- What to produce -
If a line in the data below includes the string "screenshot", please return a copy of it.

* * * *

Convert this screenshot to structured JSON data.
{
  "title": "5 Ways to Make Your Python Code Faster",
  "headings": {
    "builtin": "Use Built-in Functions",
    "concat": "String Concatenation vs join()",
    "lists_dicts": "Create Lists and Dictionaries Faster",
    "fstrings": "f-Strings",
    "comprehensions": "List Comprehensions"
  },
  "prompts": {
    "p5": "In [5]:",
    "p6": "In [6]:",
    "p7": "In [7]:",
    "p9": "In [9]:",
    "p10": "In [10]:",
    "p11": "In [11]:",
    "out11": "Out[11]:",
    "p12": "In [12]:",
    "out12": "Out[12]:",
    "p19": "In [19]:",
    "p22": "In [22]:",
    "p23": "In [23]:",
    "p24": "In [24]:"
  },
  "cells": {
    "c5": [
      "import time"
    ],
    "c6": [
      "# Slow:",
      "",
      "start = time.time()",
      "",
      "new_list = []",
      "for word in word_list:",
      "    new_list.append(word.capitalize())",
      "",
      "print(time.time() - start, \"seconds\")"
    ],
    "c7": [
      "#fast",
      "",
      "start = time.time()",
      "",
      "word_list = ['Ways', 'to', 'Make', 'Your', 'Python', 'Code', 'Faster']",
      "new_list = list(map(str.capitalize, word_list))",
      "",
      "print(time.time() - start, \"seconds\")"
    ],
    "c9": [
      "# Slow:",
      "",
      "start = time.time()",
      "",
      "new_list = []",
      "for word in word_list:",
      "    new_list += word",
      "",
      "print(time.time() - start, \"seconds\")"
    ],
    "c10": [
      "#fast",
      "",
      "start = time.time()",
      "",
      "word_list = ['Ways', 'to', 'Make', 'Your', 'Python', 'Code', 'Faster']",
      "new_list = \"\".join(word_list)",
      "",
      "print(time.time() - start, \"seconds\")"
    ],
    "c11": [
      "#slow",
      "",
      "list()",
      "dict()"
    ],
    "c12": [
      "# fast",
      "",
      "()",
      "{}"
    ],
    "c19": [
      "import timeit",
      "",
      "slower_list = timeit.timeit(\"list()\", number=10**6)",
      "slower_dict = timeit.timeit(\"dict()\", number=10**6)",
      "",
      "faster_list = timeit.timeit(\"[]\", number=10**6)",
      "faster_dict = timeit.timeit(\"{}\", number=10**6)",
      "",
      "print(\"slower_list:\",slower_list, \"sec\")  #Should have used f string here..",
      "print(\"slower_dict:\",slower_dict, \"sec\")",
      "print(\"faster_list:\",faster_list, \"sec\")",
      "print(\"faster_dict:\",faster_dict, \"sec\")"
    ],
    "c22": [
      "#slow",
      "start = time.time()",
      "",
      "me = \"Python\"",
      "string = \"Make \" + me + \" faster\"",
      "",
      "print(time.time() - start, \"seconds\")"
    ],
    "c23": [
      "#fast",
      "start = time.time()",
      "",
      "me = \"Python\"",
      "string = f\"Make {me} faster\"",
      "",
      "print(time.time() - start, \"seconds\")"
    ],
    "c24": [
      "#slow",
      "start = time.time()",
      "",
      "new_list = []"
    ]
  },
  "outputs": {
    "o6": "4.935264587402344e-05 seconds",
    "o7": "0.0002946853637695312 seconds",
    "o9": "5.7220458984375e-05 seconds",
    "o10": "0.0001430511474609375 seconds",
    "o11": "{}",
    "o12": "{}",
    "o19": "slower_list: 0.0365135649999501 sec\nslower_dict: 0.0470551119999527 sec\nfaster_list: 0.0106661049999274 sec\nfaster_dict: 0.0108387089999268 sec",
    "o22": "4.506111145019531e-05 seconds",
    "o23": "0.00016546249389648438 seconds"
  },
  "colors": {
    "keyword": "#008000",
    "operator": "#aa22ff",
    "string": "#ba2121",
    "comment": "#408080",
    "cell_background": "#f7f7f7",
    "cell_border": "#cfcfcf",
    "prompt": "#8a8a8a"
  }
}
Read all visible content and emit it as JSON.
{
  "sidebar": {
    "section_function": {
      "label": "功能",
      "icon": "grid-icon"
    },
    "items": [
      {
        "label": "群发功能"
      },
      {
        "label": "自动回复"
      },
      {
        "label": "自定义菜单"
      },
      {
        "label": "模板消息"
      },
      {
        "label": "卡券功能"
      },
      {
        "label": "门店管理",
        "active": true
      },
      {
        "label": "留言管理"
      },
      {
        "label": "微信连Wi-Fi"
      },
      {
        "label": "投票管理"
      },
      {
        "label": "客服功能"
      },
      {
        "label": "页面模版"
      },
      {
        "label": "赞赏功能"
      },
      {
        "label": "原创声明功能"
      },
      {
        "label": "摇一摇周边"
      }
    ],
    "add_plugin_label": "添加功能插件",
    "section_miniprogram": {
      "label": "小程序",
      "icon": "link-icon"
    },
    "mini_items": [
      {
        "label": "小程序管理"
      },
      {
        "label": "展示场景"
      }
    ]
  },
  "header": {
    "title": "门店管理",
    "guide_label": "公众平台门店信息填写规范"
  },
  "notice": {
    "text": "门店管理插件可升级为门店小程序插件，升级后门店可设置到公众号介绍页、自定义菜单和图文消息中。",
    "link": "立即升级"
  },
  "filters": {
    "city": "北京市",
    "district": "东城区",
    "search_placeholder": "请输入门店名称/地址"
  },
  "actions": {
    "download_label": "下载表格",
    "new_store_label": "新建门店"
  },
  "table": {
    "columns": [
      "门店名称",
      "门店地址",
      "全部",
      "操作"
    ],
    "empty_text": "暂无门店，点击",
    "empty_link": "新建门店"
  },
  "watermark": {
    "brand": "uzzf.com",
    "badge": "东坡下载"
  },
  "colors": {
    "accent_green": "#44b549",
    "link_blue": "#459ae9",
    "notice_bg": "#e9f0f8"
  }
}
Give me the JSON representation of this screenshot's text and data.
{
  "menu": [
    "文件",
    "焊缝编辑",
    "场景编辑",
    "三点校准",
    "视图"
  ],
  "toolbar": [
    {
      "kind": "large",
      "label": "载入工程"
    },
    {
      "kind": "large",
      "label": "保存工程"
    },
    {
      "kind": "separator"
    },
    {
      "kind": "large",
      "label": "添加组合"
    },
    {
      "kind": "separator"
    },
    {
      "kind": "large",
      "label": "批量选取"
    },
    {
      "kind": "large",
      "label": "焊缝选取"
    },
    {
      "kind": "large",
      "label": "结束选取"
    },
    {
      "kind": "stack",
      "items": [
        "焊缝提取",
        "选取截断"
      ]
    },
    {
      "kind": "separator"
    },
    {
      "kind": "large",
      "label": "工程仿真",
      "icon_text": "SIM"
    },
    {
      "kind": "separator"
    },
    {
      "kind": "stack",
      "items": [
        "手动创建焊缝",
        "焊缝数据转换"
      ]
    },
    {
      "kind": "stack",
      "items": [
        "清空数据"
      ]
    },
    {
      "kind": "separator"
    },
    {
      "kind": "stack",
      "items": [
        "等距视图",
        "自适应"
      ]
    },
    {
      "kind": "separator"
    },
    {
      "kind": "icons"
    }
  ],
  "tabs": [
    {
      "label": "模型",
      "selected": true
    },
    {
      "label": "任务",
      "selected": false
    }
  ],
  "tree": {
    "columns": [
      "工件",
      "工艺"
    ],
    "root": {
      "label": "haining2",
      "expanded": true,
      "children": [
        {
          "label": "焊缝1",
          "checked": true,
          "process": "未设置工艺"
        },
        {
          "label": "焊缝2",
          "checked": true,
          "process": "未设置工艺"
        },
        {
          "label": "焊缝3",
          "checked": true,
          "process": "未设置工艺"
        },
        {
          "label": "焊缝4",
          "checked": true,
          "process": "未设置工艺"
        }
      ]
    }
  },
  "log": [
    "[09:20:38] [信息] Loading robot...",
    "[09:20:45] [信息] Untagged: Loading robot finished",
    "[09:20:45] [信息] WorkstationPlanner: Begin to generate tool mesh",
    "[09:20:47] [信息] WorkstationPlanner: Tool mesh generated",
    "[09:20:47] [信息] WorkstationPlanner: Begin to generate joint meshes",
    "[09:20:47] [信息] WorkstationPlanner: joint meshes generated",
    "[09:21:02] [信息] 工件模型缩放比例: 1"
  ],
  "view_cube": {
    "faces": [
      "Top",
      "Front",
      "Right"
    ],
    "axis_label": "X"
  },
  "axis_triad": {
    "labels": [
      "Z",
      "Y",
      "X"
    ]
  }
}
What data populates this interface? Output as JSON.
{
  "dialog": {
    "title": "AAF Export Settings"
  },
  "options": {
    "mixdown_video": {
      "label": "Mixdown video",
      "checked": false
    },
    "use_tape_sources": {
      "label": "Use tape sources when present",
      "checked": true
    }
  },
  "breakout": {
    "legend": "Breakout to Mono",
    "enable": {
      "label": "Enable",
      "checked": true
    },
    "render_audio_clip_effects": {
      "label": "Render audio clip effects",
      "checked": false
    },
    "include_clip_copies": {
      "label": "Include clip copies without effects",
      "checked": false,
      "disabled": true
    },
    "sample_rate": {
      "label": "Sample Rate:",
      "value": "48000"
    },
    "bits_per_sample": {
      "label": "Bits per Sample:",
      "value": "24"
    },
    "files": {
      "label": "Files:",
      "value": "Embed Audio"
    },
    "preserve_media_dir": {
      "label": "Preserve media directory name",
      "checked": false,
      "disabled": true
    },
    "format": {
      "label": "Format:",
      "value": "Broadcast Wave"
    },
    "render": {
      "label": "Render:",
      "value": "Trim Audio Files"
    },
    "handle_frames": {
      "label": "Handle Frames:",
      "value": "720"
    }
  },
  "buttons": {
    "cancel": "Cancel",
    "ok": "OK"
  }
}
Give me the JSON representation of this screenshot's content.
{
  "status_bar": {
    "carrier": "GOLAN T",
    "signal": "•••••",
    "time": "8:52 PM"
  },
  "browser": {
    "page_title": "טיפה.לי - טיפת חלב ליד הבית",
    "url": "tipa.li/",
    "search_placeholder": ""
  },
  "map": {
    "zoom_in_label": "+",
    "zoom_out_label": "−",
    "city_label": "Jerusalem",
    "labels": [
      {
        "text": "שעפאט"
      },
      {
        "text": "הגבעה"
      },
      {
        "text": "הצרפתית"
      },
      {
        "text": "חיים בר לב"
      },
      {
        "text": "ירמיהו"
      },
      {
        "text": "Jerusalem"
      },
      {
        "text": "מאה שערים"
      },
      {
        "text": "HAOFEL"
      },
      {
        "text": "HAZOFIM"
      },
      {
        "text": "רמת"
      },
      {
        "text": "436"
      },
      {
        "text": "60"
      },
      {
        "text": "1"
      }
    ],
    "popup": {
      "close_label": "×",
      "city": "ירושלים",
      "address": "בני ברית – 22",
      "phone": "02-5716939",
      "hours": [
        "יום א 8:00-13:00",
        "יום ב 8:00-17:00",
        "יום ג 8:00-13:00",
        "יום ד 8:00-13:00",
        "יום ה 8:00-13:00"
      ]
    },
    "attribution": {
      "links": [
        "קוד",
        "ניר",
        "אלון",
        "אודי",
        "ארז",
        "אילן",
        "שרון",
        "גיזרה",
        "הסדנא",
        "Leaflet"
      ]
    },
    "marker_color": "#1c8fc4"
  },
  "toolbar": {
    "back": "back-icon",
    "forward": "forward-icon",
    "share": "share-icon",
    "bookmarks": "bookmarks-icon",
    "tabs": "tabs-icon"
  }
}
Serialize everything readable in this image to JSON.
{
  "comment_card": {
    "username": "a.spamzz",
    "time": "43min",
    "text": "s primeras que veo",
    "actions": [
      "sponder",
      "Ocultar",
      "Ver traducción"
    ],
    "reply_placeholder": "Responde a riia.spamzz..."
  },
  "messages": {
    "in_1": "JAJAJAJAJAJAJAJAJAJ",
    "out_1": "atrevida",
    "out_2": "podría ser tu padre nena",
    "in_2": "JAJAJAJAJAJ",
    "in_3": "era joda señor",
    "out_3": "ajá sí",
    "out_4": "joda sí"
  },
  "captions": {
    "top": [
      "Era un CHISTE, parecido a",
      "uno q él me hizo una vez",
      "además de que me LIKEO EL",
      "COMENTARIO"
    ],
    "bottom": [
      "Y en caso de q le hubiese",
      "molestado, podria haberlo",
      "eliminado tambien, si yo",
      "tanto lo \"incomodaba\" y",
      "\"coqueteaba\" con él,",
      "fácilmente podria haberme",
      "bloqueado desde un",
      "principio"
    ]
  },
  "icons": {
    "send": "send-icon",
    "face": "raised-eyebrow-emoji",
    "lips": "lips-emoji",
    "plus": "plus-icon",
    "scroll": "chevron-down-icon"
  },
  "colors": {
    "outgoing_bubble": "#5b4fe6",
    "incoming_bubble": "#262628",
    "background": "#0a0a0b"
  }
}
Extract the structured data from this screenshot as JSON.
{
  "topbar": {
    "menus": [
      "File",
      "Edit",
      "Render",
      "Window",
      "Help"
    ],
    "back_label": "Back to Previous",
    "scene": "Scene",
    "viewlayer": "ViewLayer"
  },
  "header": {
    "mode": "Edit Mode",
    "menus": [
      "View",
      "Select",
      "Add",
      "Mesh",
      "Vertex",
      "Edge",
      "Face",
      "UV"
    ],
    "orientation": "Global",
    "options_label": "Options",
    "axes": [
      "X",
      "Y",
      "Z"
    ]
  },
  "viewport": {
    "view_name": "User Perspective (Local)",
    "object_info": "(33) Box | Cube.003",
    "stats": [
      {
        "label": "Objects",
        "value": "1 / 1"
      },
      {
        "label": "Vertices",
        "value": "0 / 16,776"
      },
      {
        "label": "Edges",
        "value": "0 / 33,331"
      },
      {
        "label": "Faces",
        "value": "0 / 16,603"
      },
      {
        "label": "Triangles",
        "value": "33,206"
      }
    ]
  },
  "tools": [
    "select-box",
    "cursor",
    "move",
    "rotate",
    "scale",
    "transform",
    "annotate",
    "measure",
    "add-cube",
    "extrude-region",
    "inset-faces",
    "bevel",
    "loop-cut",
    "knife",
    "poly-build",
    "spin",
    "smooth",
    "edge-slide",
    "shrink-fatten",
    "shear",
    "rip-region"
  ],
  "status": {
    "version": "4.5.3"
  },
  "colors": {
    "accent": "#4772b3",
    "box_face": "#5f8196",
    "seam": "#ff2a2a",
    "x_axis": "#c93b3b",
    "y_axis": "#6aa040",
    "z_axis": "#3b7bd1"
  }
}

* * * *

- Reply -
Convert this screenshot to structured JSON data.
Give me the JSON representation of this screenshot's text and data.
Give me the JSON representation of this screenshot's content.
Extract the structured data from this screenshot as JSON.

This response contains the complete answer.